§ **Exercise instructions**
Show every line from the data below that includes "this".

==== Material provided

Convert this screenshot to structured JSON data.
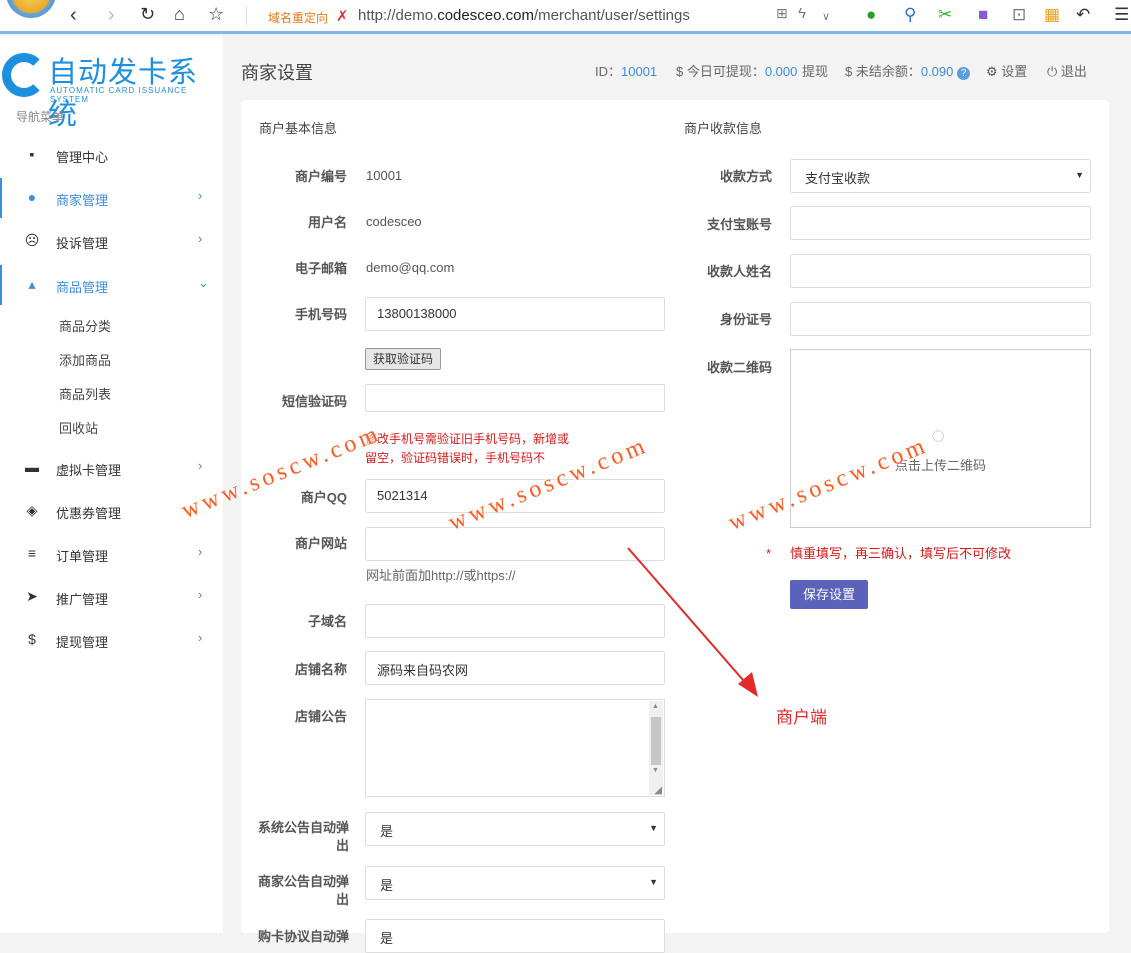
{
  "browser": {
    "redirect_label": "域名重定向",
    "url_prefix": "http://demo.",
    "url_domain": "codesceo.com",
    "url_path": "/merchant/user/settings"
  },
  "sidebar": {
    "brand_title": "自动发卡系统",
    "brand_subtitle": "AUTOMATIC CARD ISSUANCE SYSTEM",
    "menu_label": "导航菜单",
    "items": [
      {
        "label": "管理中心",
        "icon": "dashboard-icon"
      },
      {
        "label": "商家管理",
        "icon": "user-icon"
      },
      {
        "label": "投诉管理",
        "icon": "frown-icon"
      },
      {
        "label": "商品管理",
        "icon": "shopping-bag-icon"
      },
      {
        "label": "虚拟卡管理",
        "icon": "card-icon"
      },
      {
        "label": "优惠券管理",
        "icon": "tag-icon"
      },
      {
        "label": "订单管理",
        "icon": "list-icon"
      },
      {
        "label": "推广管理",
        "icon": "send-icon"
      },
      {
        "label": "提现管理",
        "icon": "dollar-icon"
      }
    ],
    "submenu": [
      "商品分类",
      "添加商品",
      "商品列表",
      "回收站"
    ]
  },
  "header": {
    "page_title": "商家设置",
    "id_label": "ID：",
    "id_value": "10001",
    "withdraw_label": "$ 今日可提现：",
    "withdraw_value": "0.000",
    "withdraw_link": "提现",
    "unsettled_label": "$ 未结余额：",
    "unsettled_value": "0.090",
    "help_glyph": "?",
    "settings_label": "设置",
    "logout_label": "退出"
  },
  "basic": {
    "section_title": "商户基本信息",
    "merchant_no_label": "商户编号",
    "merchant_no": "10001",
    "username_label": "用户名",
    "username": "codesceo",
    "email_label": "电子邮箱",
    "email": "demo@qq.com",
    "phone_label": "手机号码",
    "phone": "13800138000",
    "get_code_button": "获取验证码",
    "sms_label": "短信验证码",
    "sms_hint_line1": "修改手机号需验证旧手机号码，新增或",
    "sms_hint_line2": "留空，验证码错误时，手机号码不",
    "qq_label": "商户QQ",
    "qq": "5021314",
    "website_label": "商户网站",
    "website_hint": "网址前面加http://或https://",
    "subdomain_label": "子域名",
    "shop_name_label": "店铺名称",
    "shop_name": "源码来自码农网",
    "shop_notice_label": "店铺公告",
    "sys_popup_label_1": "系统公告自动弹",
    "sys_popup_label_2": "出",
    "sys_popup_value": "是",
    "merchant_popup_label_1": "商家公告自动弹",
    "merchant_popup_label_2": "出",
    "merchant_popup_value": "是",
    "next_label": "购卡协议自动弹",
    "next_value": "是"
  },
  "payment": {
    "section_title": "商户收款信息",
    "method_label": "收款方式",
    "method_value": "支付宝收款",
    "account_label": "支付宝账号",
    "payee_label": "收款人姓名",
    "id_card_label": "身份证号",
    "qrcode_label": "收款二维码",
    "upload_text": "点击上传二维码",
    "warning_star": "*",
    "warning": "慎重填写，再三确认，填写后不可修改",
    "save_button": "保存设置"
  },
  "watermark": "www.soscw.com",
  "annotation": "商户端",
  "colors": {
    "accent": "#3c8dde",
    "save": "#5a63b9",
    "warning": "#d81818",
    "watermark": "#ff5a1f"
  }
}
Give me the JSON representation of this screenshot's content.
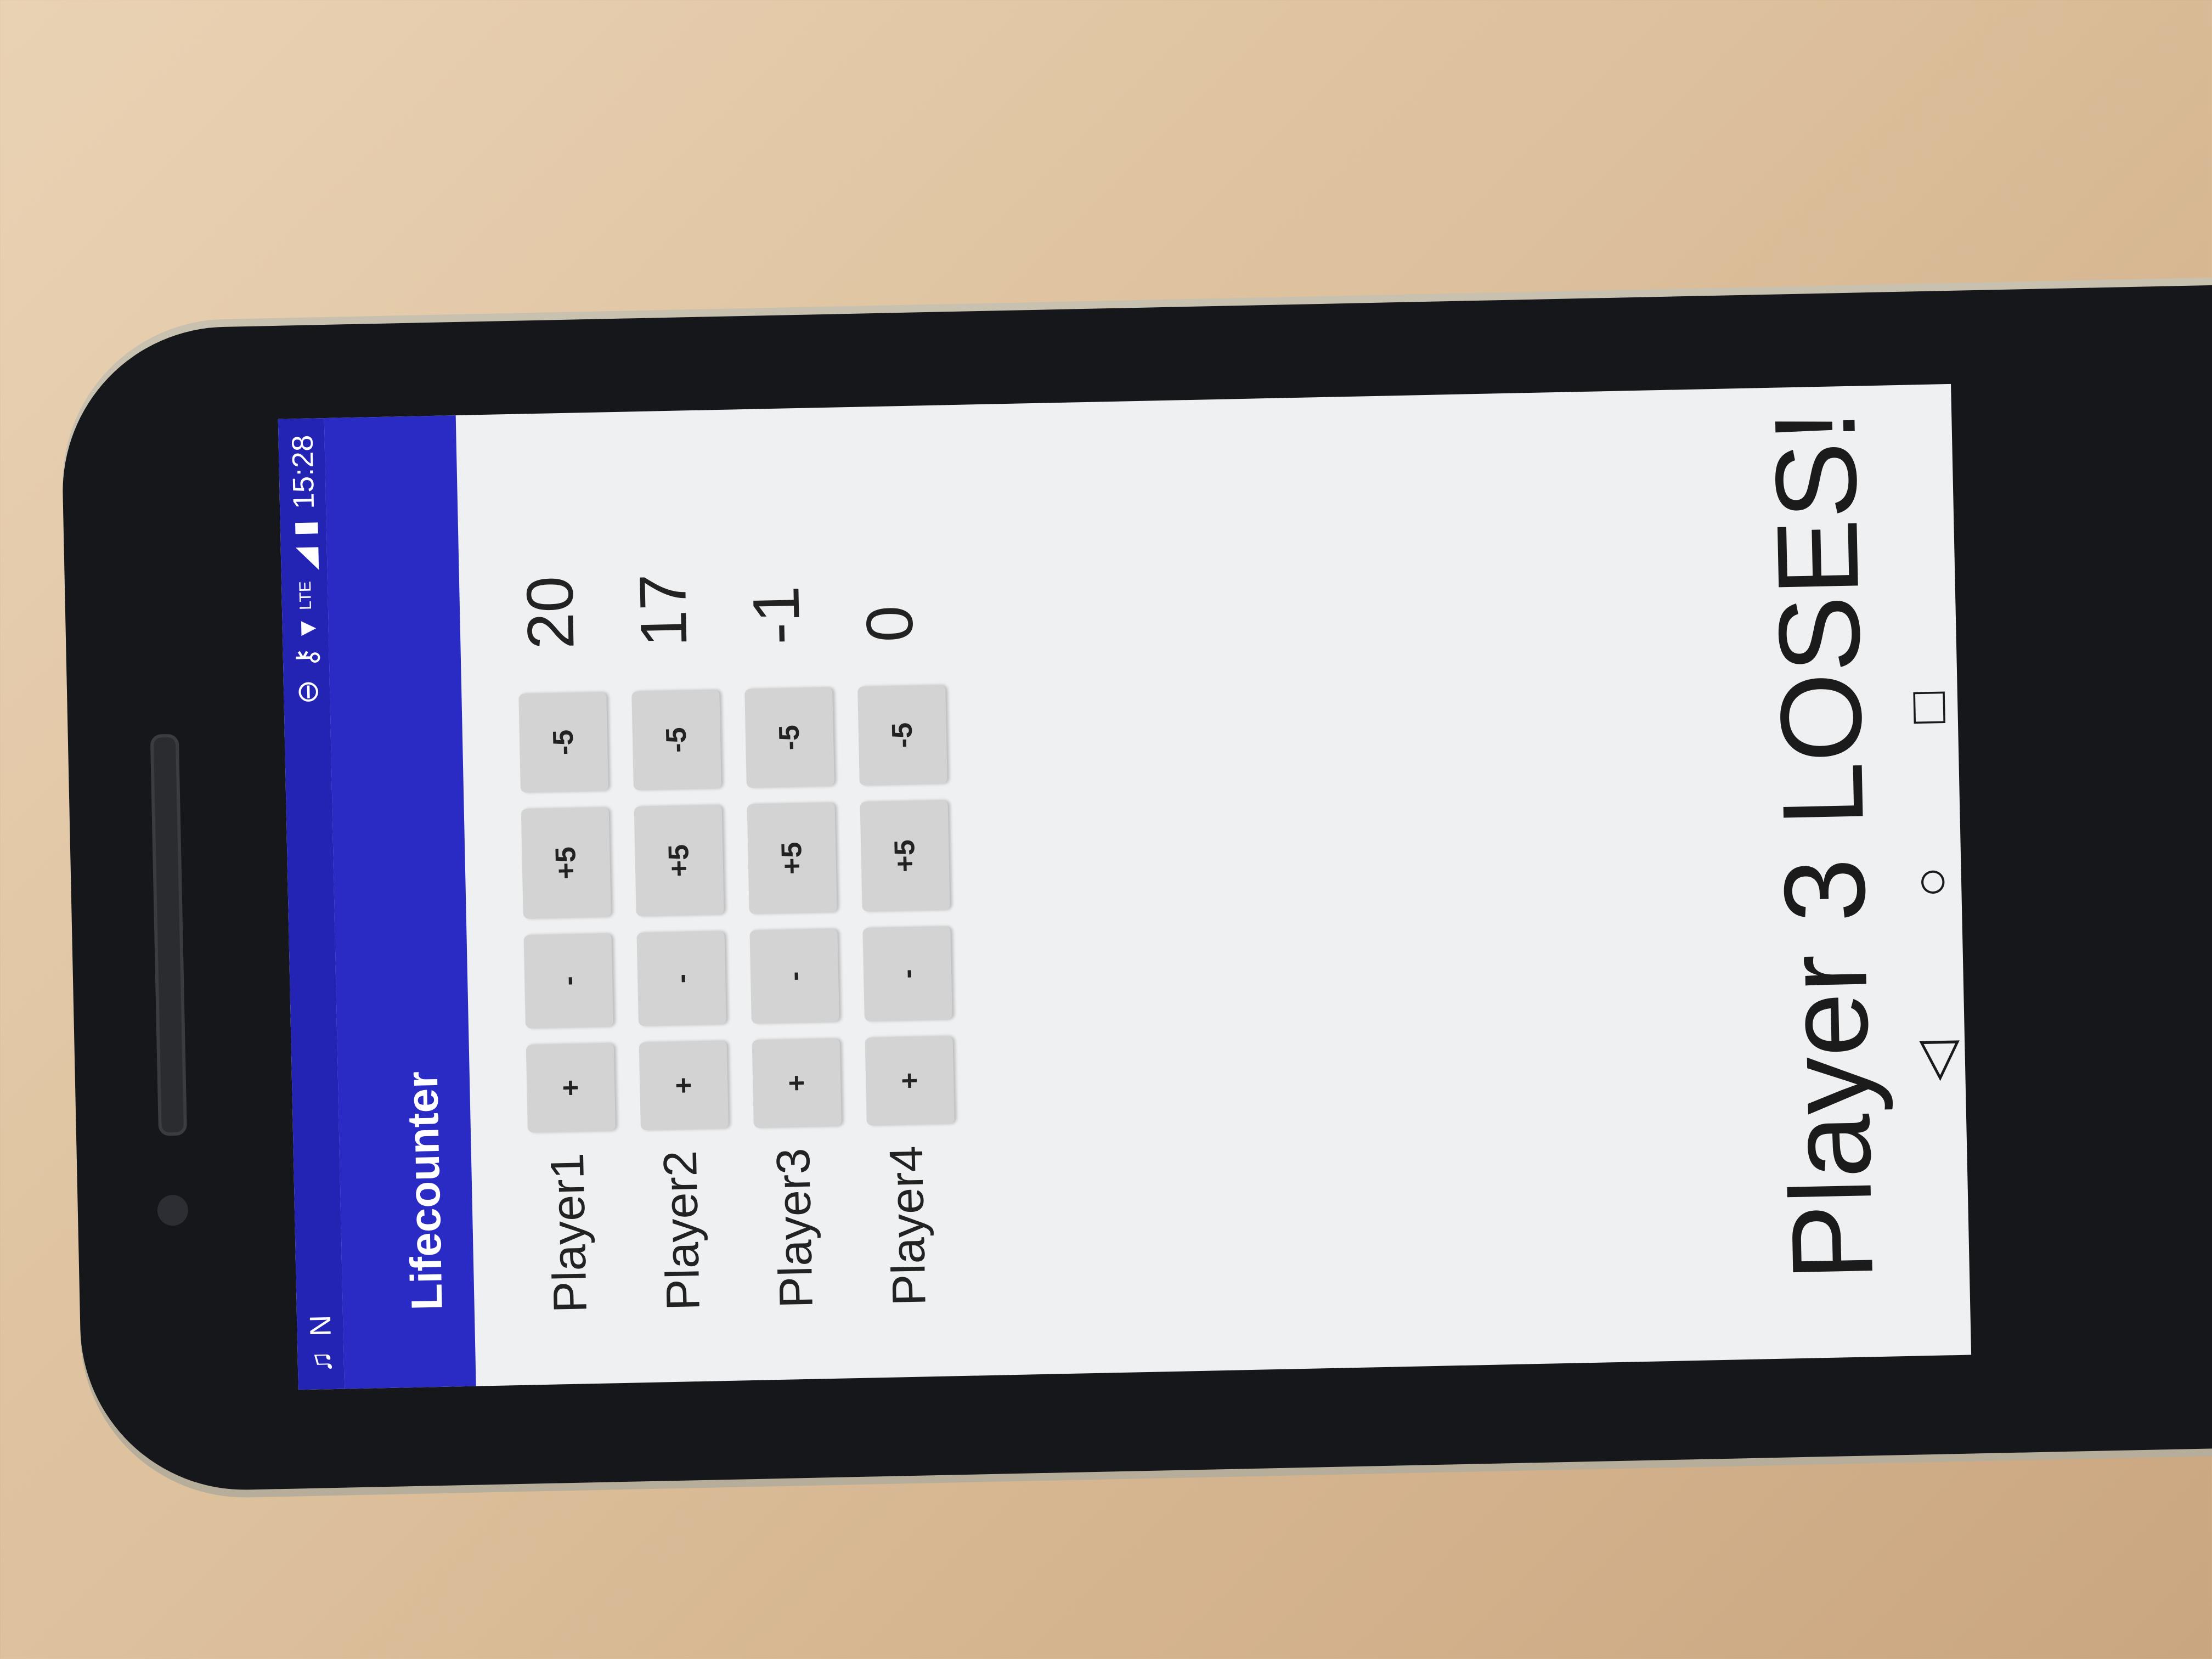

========

§ **Response**
Convert this screenshot to structured JSON data.
Give me the JSON representation of this screenshot's content.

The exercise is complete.